• WHAT THE TASK ASKS
Return each line of the listing that contains the string "name".

• DATASET EXTRACT
****************

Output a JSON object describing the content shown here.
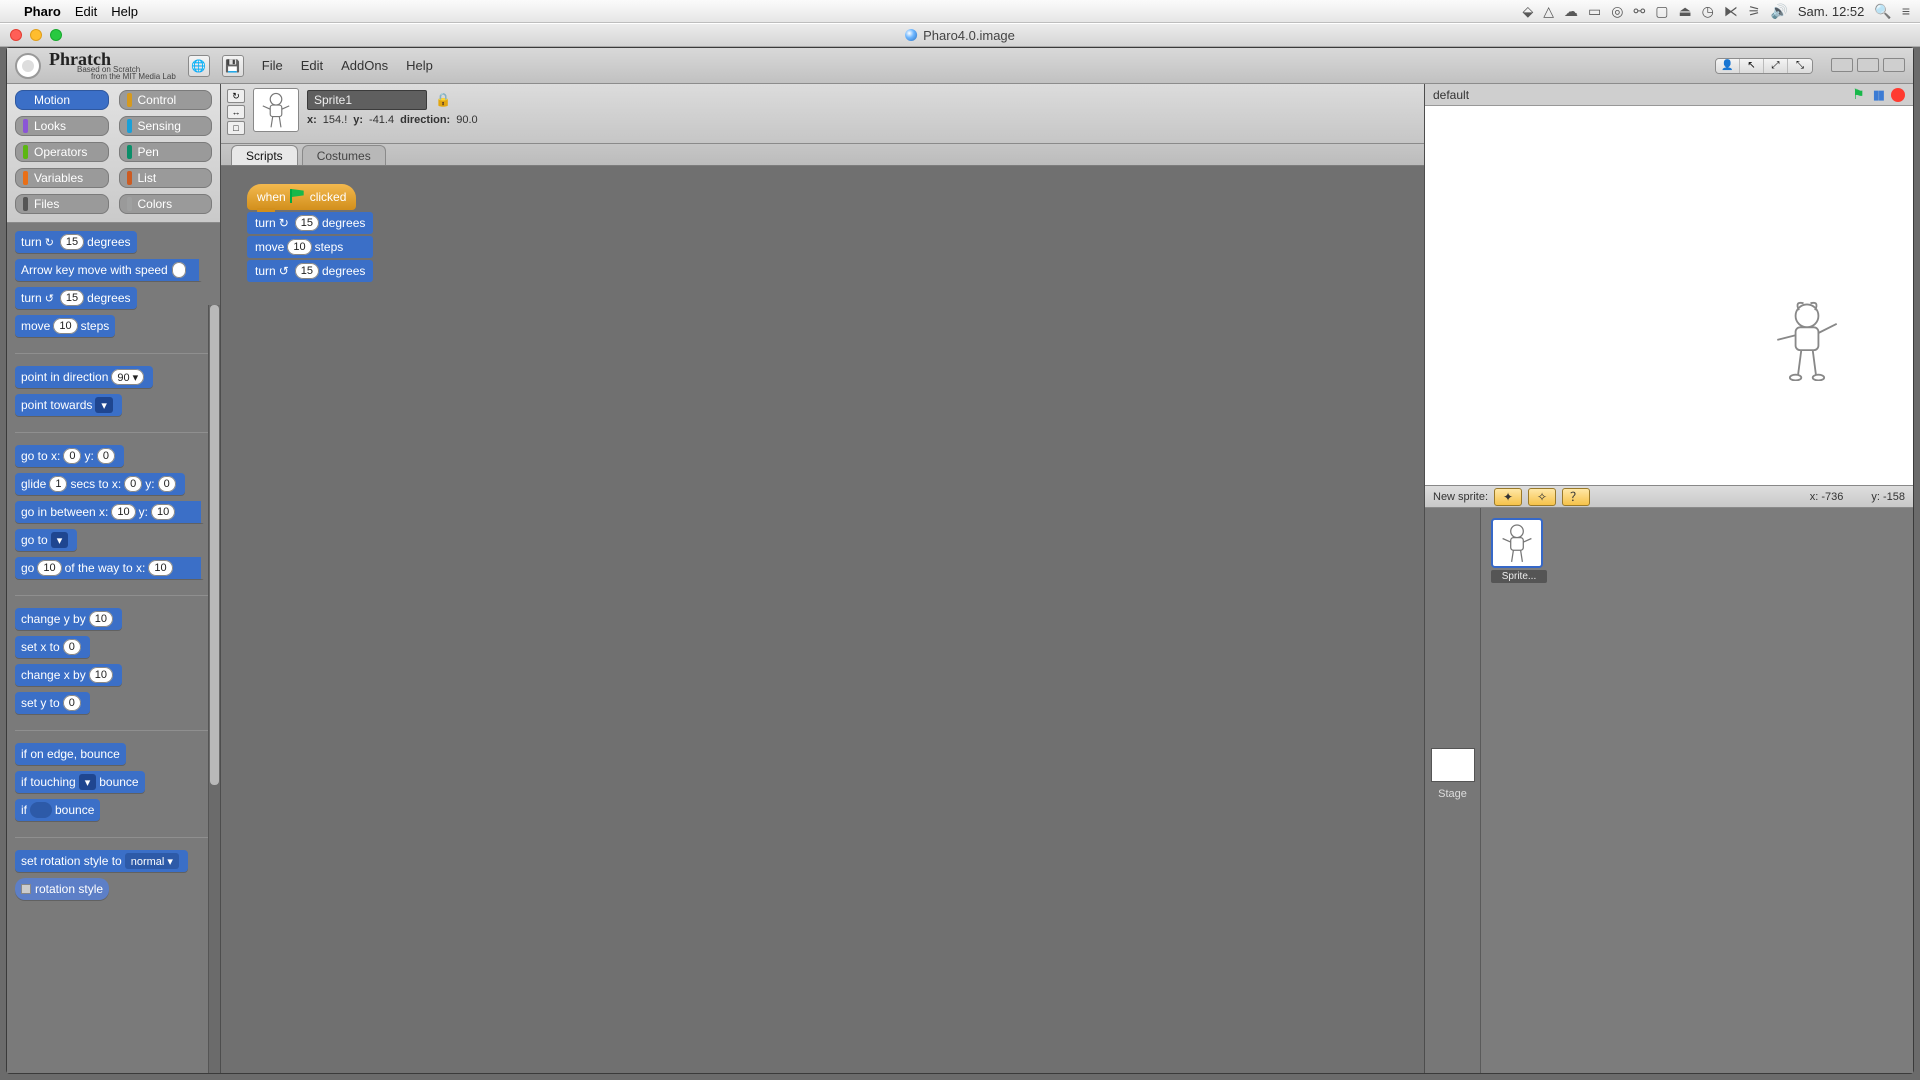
{
  "mac_menu": {
    "app": "Pharo",
    "items": [
      "Edit",
      "Help"
    ],
    "clock": "Sam. 12:52"
  },
  "window": {
    "title": "Pharo4.0.image"
  },
  "app": {
    "name": "Phratch",
    "subtitle1": "Based on Scratch",
    "subtitle2": "from the MIT Media Lab",
    "header_menu": [
      "File",
      "Edit",
      "AddOns",
      "Help"
    ]
  },
  "categories": [
    {
      "label": "Motion",
      "color": "#3b6fc7",
      "selected": true
    },
    {
      "label": "Control",
      "color": "#d69a1e"
    },
    {
      "label": "Looks",
      "color": "#8b55d7"
    },
    {
      "label": "Sensing",
      "color": "#1aa0d8"
    },
    {
      "label": "Operators",
      "color": "#5cb712"
    },
    {
      "label": "Pen",
      "color": "#0b8e69"
    },
    {
      "label": "Variables",
      "color": "#e96f17"
    },
    {
      "label": "List",
      "color": "#cc5b22"
    },
    {
      "label": "Files",
      "color": "#555555"
    },
    {
      "label": "Colors",
      "color": "#9fa0a0"
    }
  ],
  "palette": {
    "turn_cw": {
      "pre": "turn",
      "val": "15",
      "post": "degrees"
    },
    "arrow_move": {
      "pre": "Arrow key move with speed",
      "val": ""
    },
    "turn_ccw": {
      "pre": "turn",
      "val": "15",
      "post": "degrees"
    },
    "move": {
      "pre": "move",
      "val": "10",
      "post": "steps"
    },
    "point_dir": {
      "pre": "point in direction",
      "val": "90 ▾"
    },
    "point_towards": {
      "pre": "point towards",
      "dd": " "
    },
    "go_to_xy": {
      "pre": "go to x:",
      "x": "0",
      "mid": "y:",
      "y": "0"
    },
    "glide": {
      "pre": "glide",
      "s": "1",
      "mid1": "secs to x:",
      "x": "0",
      "mid2": "y:",
      "y": "0"
    },
    "go_between": {
      "pre": "go in between x:",
      "x": "10",
      "mid": "y:",
      "y": "10"
    },
    "go_to": {
      "pre": "go to",
      "dd": " "
    },
    "go_way": {
      "pre": "go",
      "a": "10",
      "mid": "of the way to x:",
      "b": "10"
    },
    "change_y": {
      "pre": "change y by",
      "val": "10"
    },
    "set_x": {
      "pre": "set x to",
      "val": "0"
    },
    "change_x": {
      "pre": "change x by",
      "val": "10"
    },
    "set_y": {
      "pre": "set y to",
      "val": "0"
    },
    "edge_bounce": {
      "label": "if on edge, bounce"
    },
    "touch_bounce": {
      "pre": "if touching",
      "dd": " ",
      "post": "bounce"
    },
    "if_bounce": {
      "pre": "if",
      "post": "bounce"
    },
    "rot_style": {
      "pre": "set rotation style to",
      "val": "normal ▾"
    },
    "rot_rep": {
      "label": "rotation style"
    }
  },
  "sprite": {
    "name": "Sprite1",
    "x_label": "x:",
    "x_val": "154.!",
    "y_label": "y:",
    "y_val": "-41.4",
    "dir_label": "direction:",
    "dir_val": "90.0"
  },
  "tabs": {
    "scripts": "Scripts",
    "costumes": "Costumes"
  },
  "script": {
    "hat_pre": "when",
    "hat_post": "clicked",
    "b1_pre": "turn",
    "b1_val": "15",
    "b1_post": "degrees",
    "b2_pre": "move",
    "b2_val": "10",
    "b2_post": "steps",
    "b3_pre": "turn",
    "b3_val": "15",
    "b3_post": "degrees"
  },
  "stage": {
    "name": "default",
    "new_sprite_label": "New sprite:",
    "x_label": "x:",
    "x_val": "-736",
    "y_label": "y:",
    "y_val": "-158",
    "stage_label": "Stage",
    "sprite_card": "Sprite..."
  }
}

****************

• ANSWER BOX
    "name": "Phratch",
    "name": "Sprite1",
    "name": "default",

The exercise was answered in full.